Meaningless corporate jargon is killing our organisations
Our organisations are flooded with empty talk. We are constantly "going forward" to lands of "deliverables", stopping off on the "journey" to "drill down" into "best practice". Being an expert at using management speak has become more important in corporate life than creating long lasting results. The upshot is that meaningless corporate jargon is killing our organisations.
Business Bullsh*t (Routledge), a new book by Cass Business School management expert, Professor André Spicer, argues we need to call out this empty talk for what it is. The book examines how organisations have become vast machines for manufacturing, distributing and consuming management jargon and follows how this meaningless language has spread through schools, NGOs, politics and the media.
The book shows you how to spot pointless business jargon, considers why it is so popular, and outlines the impact it has on organisations and the people who work there.
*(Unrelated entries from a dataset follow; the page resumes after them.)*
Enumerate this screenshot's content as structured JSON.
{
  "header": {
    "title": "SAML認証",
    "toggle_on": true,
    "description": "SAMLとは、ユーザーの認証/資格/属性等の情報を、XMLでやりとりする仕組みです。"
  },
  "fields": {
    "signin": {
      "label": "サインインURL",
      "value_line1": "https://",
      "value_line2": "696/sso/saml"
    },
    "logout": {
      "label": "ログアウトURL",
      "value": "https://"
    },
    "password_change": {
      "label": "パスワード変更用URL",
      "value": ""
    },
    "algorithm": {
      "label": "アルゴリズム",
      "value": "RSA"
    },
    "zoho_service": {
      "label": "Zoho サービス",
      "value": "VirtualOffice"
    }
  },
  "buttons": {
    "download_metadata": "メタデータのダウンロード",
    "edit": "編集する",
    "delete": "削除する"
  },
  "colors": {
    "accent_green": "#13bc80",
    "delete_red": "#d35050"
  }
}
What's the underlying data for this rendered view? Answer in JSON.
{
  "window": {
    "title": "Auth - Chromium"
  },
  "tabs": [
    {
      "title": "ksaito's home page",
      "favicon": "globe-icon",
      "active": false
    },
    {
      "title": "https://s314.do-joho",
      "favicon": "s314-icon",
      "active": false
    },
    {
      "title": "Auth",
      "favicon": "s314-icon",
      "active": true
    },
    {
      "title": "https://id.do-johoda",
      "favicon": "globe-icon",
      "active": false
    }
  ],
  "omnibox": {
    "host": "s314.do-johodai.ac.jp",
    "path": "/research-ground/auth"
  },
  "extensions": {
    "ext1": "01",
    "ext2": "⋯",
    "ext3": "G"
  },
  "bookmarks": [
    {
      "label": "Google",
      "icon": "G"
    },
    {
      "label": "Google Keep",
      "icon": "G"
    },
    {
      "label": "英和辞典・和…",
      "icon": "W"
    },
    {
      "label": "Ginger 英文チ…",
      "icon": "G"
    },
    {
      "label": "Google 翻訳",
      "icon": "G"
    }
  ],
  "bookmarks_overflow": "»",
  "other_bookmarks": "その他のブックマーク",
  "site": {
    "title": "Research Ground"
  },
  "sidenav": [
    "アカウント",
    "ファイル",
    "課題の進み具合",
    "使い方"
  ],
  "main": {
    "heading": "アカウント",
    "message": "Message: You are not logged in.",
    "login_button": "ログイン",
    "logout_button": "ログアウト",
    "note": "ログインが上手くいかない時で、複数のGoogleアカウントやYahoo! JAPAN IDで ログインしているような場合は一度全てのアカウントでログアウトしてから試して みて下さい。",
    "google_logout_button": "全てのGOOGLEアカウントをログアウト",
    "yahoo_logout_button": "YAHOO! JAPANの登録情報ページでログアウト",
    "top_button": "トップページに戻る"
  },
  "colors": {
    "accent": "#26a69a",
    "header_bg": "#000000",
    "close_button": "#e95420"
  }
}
It also suggests what we can do to minimise it at work, making a case for why organisations need to avoid empty talk and reconnect with core activities.
This provocative, lucid book is essential reading for professionals, researchers and managers.
Business Bullsh*t is published by Routledge. More details here.
Praise for Professor André Spicer
'We hear business bullsh*t all day. But few know how it started, where it comes from or what to do about it. Andre Spicer is funny and clever on the topic and we badly need his practical wisdom to win through.' — Margaret Heffernan
'Anybody familiar with corporate life will find this book extremely amusing—until realizing that it is dead serious. The battle against bullsh*t is one worth fighting, even if you lose it. Read Spicer’s book, and engage.' — Professor Martin Gargiulo, INSEAD
'We live in an age of rising panic surrounding the status of truth in our politics and society. In this brilliant polemic, Andre Spicer demonstrates that our economy has long tolerated empty sloganeering and meaningless jargon, making a small minority of gurus and consultants very rich, but leaving the vast majority of us with a sense of deep pointlessness.' — William Davies, Reader in Political Economy, Goldsmiths
Spicer is one of these rare business academics who really understands business but also manages to maintain a healthy distance. This enables him to hold up a mirror to managers as few people can. In an insightful and entertaining way, he exposes nonsense in the world of business -- of which there is plenty. However, what I liked best about the book is that he doesn't stop there: he also carefully explains why it persists in companies. This is important, because it enables managers who grasp his analysis to cut out the costly bullsh*t from their firms, improve their organisations in the process, and create a competitive advantage.' — Freek Vermeulen, Associate Professor of Strategy and Entrepreneurship, London Business School